Task brief —
Examine each line of the data. Copy those that contain the string "active".

Provided data —
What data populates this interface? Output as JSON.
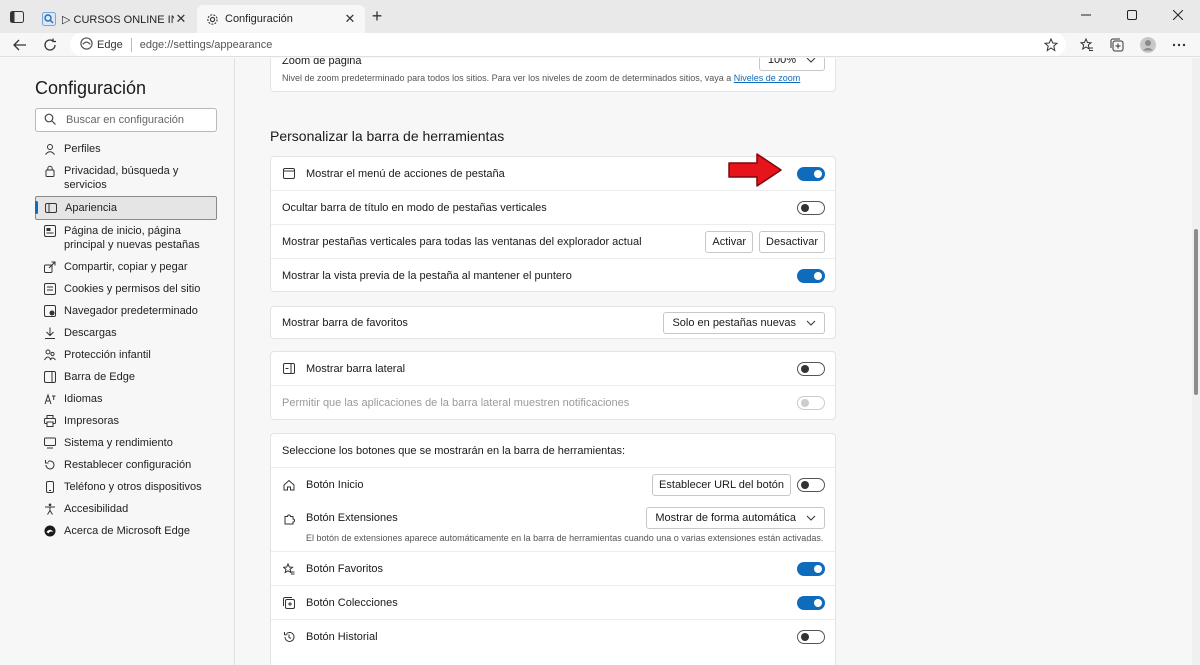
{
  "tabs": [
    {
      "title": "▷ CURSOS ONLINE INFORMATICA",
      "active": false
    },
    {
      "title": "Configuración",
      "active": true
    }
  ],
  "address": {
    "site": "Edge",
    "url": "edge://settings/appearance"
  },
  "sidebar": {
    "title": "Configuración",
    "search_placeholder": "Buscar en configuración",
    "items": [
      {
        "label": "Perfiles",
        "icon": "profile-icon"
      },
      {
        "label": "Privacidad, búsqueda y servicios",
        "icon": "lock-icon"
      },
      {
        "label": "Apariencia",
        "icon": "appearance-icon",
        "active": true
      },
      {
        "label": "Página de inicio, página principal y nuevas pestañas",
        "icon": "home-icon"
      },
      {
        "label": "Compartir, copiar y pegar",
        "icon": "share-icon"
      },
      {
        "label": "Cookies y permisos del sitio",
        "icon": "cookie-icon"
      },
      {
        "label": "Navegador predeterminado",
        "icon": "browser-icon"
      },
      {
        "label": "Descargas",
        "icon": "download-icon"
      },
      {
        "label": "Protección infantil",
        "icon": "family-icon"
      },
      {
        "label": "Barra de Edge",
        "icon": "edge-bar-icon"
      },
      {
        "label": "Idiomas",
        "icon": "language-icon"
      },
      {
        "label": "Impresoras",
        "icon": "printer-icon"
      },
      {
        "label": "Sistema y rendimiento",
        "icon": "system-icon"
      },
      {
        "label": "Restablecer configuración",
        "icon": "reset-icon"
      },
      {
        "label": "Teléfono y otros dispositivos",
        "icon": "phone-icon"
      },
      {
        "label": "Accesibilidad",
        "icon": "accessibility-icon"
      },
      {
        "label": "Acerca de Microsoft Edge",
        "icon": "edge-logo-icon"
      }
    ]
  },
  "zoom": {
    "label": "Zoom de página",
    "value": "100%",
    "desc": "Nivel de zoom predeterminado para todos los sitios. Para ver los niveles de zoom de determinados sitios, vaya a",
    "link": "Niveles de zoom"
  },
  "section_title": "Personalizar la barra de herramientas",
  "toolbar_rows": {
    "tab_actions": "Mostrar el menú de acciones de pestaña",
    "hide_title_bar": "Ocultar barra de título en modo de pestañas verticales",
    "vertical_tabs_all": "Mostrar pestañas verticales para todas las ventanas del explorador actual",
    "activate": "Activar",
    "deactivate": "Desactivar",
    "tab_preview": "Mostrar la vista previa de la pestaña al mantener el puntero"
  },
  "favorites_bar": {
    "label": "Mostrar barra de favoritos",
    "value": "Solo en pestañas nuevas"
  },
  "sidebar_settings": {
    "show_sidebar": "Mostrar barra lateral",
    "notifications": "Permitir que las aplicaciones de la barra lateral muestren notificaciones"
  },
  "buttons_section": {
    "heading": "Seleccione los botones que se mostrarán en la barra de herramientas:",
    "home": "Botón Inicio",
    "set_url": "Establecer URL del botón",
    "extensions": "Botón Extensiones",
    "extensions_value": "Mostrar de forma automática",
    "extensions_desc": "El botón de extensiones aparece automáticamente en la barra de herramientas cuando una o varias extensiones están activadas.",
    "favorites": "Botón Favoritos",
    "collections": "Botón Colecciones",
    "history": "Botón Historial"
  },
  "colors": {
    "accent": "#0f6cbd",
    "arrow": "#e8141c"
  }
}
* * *
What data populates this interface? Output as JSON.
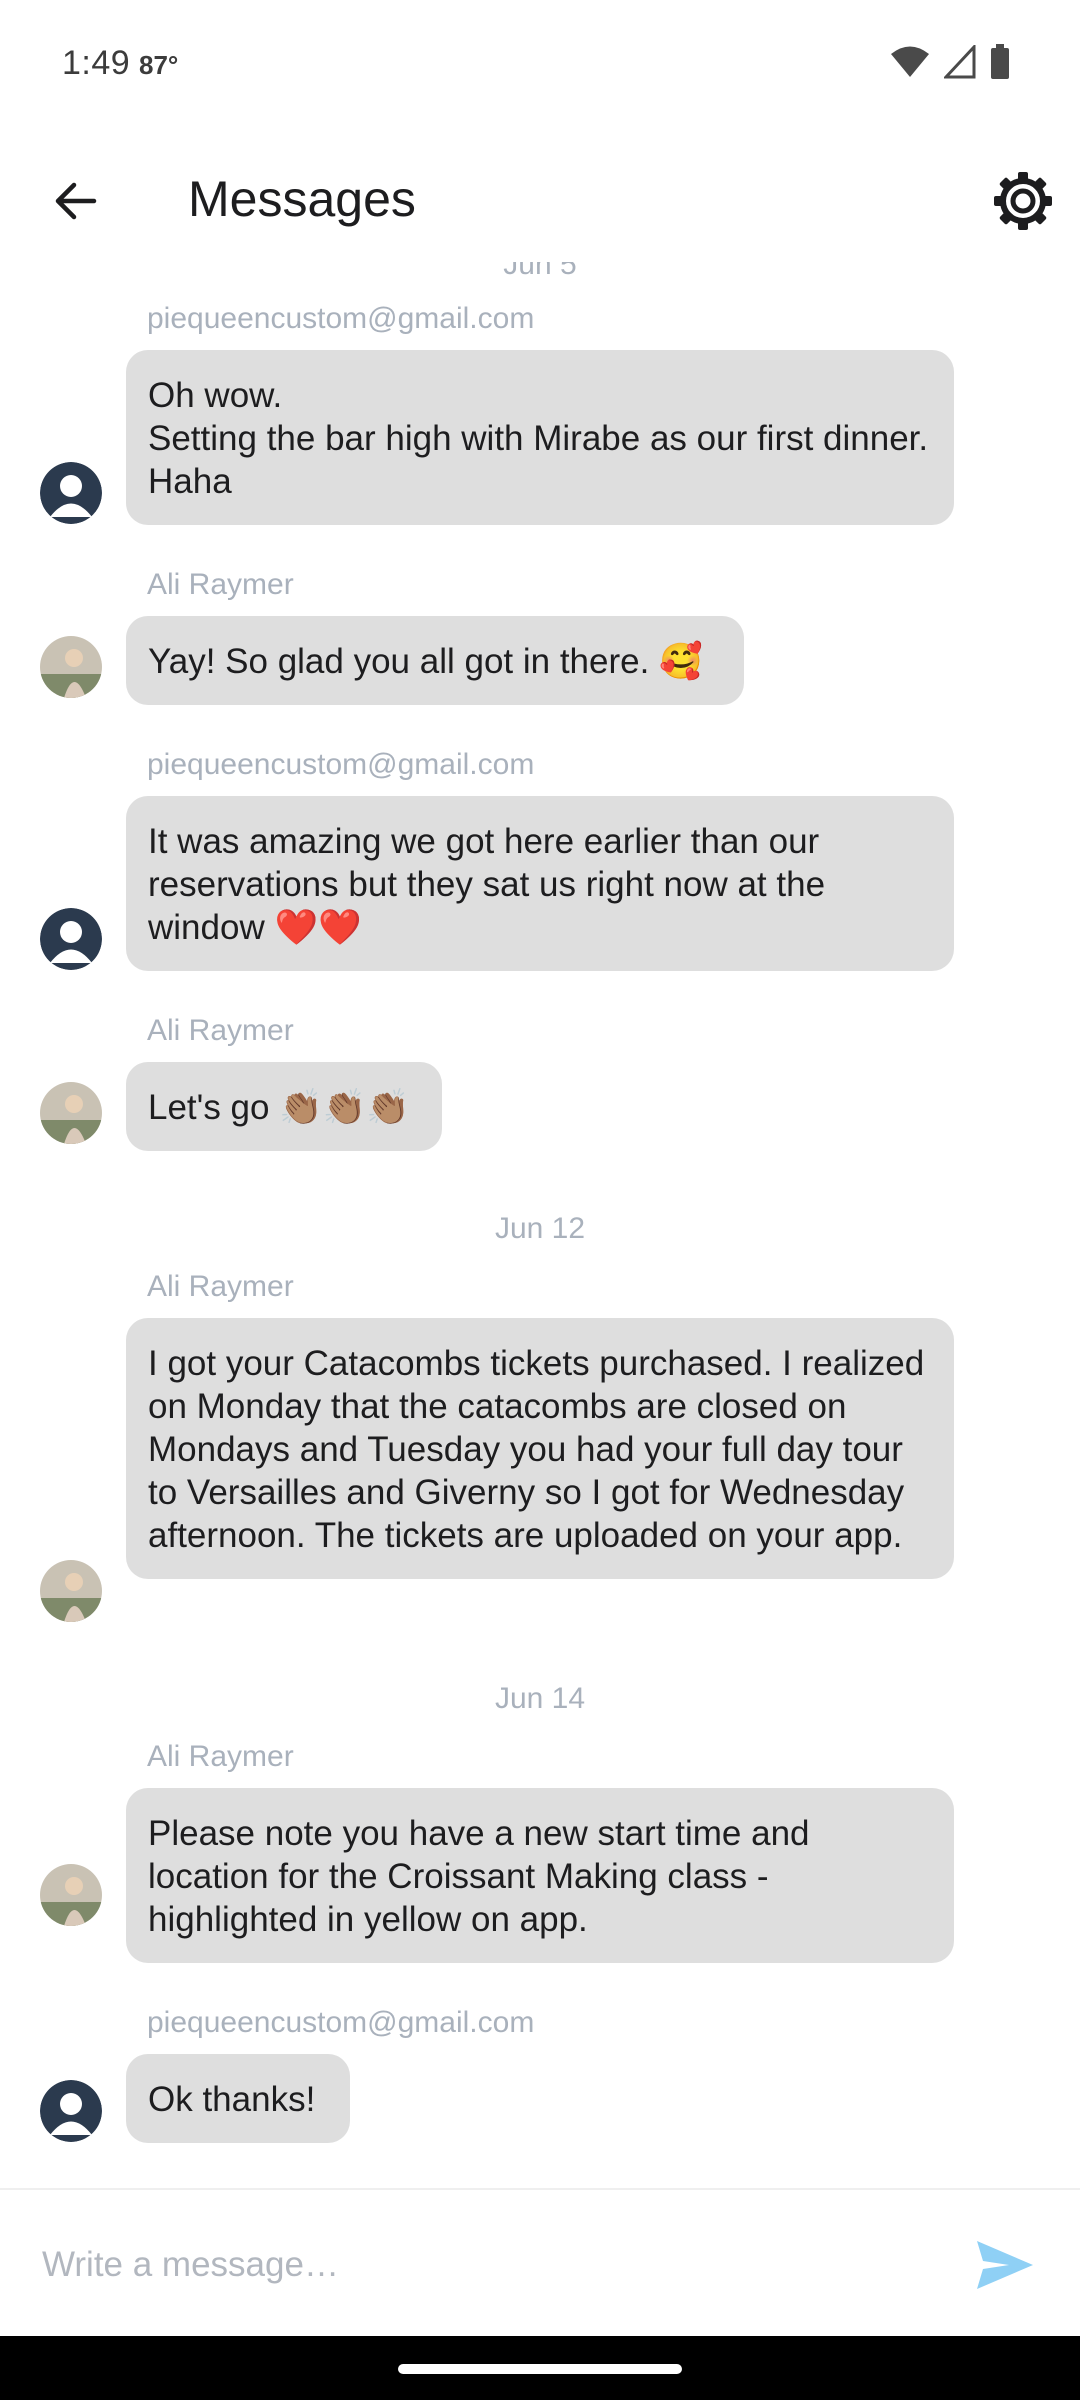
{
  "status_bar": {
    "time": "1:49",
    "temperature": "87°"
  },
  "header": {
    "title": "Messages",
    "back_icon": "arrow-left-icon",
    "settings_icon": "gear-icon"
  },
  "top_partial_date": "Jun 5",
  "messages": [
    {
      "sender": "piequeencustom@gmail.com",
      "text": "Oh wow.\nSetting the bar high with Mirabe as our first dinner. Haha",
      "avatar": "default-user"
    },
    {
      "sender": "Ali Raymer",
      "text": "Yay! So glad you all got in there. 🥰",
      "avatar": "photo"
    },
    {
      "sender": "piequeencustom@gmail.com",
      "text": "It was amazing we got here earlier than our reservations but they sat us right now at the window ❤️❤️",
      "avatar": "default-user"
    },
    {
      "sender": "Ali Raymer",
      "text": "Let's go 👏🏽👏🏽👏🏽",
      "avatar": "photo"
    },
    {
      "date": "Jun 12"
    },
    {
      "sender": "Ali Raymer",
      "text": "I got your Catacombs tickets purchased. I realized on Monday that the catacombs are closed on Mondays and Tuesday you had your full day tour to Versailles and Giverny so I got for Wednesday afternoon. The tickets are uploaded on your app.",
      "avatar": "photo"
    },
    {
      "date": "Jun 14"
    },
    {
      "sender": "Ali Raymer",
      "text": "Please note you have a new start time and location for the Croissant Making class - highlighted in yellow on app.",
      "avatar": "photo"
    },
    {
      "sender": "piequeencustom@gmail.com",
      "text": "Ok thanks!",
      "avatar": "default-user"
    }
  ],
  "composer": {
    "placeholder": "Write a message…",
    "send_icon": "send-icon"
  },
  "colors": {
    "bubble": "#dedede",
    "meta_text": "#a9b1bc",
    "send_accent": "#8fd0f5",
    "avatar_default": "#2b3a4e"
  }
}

Task result —
      "active": false
      "active": true
        "active": true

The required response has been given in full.